The American Government know exactly what I have told the House of Commons. [HON. MEMBERS: "Oh."] I spoke to the American Ambassador a few minutes before I came into the House because the United States consul in Zanzibar has also been asked to leave. I have told the American Government exactly what I have told the House, which is that we are engaged in consulting Commonwealth Governments and have not yet reached a decision.

Mr. Biggs-Davison

Is my right hon. Friend aware that many of us think that no blame whatever attaches to Her Majesty's Government for not rushing into recognition of this régime in Zanzibar? What British officials if any, still remain in Zanzibar and Pemba?

Mr. Sandys

The House may like to know how many British nationals still remain in Zanzibar. There are about 270 United Kingdom citizens of United Kingdom origin in Zanzibar, mostly men who remained there after the recent evacuation of most of the women and children. About 130 of them are serving in the Administration of Zanzibar and have been asked by the present régime to continue. They have been assured only today that they can count on safe conditions and I am assured that the situation there continues to be normal and calm.

Mr. Wade

While fully sharing the desire that Zanzibar should remain in the Commonwealth, may I ask whether there is not a very serious risk of getting the worst of both worlds by delay in recognition, since we lose the diplomatic link while, at the same time, playing into the hands of those who wish to create anti-British feeling in the island?

Mr. Sandys

Of course, we do not have a diplomatic link at a time when we do not recognise a Government and do have one when and if we recognise them.

Mr. F. M. Bennett

Since this clearly is a Commonwealth matter, can my right hon.

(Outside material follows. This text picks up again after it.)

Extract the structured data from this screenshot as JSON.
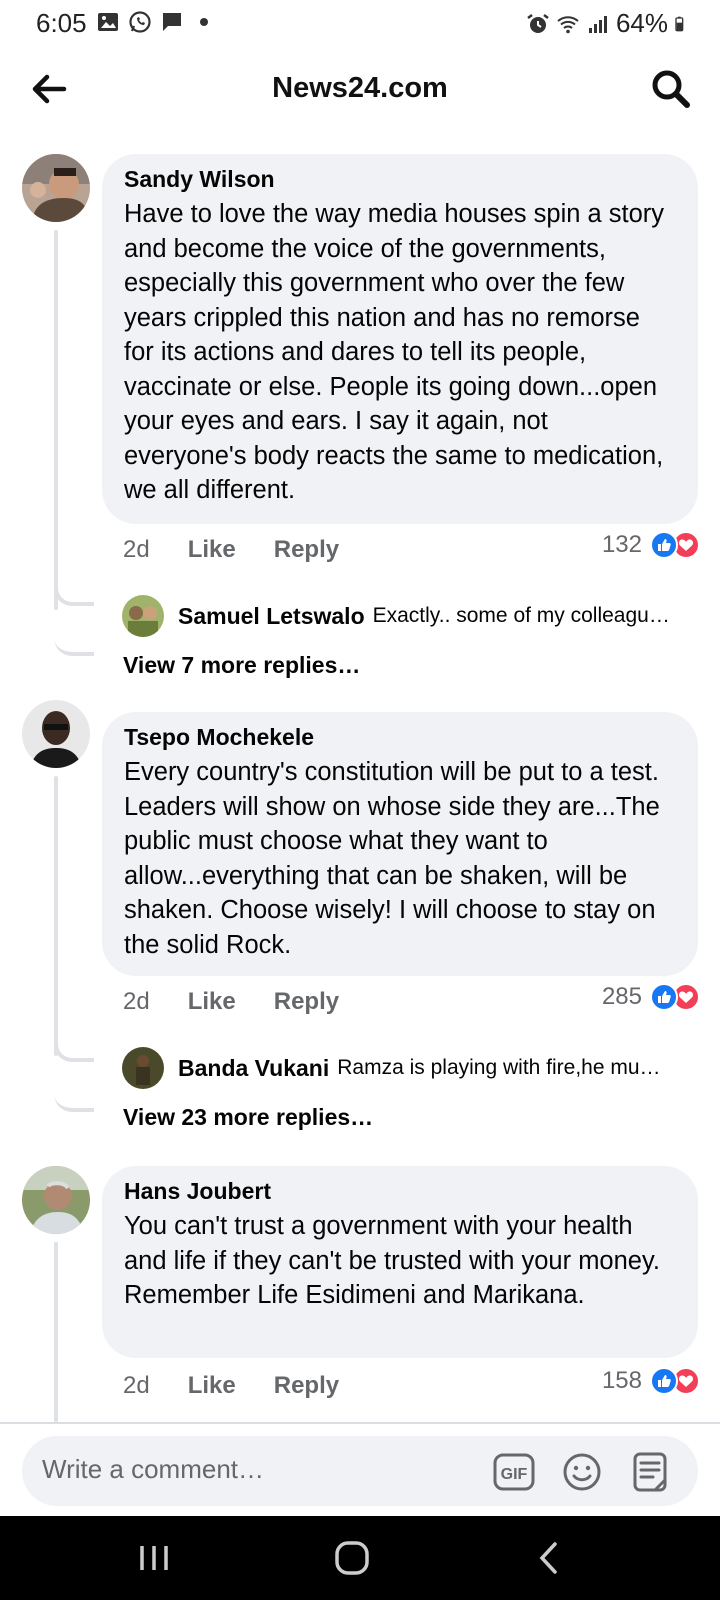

Friend confirm that we are not by any means alone in taking a reasonable time to make up our minds about this and that a large number of other Commonwealth countries are taking precisely the same attitude?

Mr. Sandys

I think that it may interest the House to know which countries have recognised the new régime. As the right hon. Member for Middlesbrough, East (Mr. Bottomley) said, they include the three Commonwealth countries in East Africa—Tanganyika, Uganda and Kenya—and Ghana. In addition to these Commonwealth Governments, recognition has been accorded by Ethiopia, Guinea, Egypt, Israel, the Soviet Union, China, Yugoslavia, Czechoslovakia, Albania, East Germany, Cuba, North Vietnam, North Korea and Bulgaria.

Several Hon. Members


Mr. Speaker

We must get on.

Mr. Warbey

Can the right hon Gentleman say why he omitted West Germany from that list? Can he say why, in the matter of Zanzibar, the British Government have applied principles totally different from those which they have applied in the last few months in South Vietnam where, following the lead of the American Government, they have twice recognised successor Governments within hours of military coups?

Mr. Sandys

We are adopting exactly the same criteria as in the case of recognising other new régimes. As I have explained to the House, the difference is that before recognising a new Commonwealth Government we feel it necessary to have very full consultations with other Commonwealth Governments. I did not mention West Germany because, I understand, it has not recognised.

Mr. H. Wilson

Does the right hon. Gentleman's latest answer mean that in this, as in all other questions, the criterion applied by the Government, and which has been applied many times to the Yemen, is simply whether a Government are in effective control of the country? Is that still the criterion as it has been applied in so many other cases—that the decision is not taken on whether we like the colour of the Government or the colour or their eyes, or anything else? If this is the criterion, would he inform some of his hon. Friends behind him, so that they do not look at this matter purely in the terms of the prejudicial attitude of the list of countries which he read out?

Mr. Sandys

I can assure the right hon. Gentleman, as I have already assured the House, that we are applying the same criteria, which are broadly those which he has defined.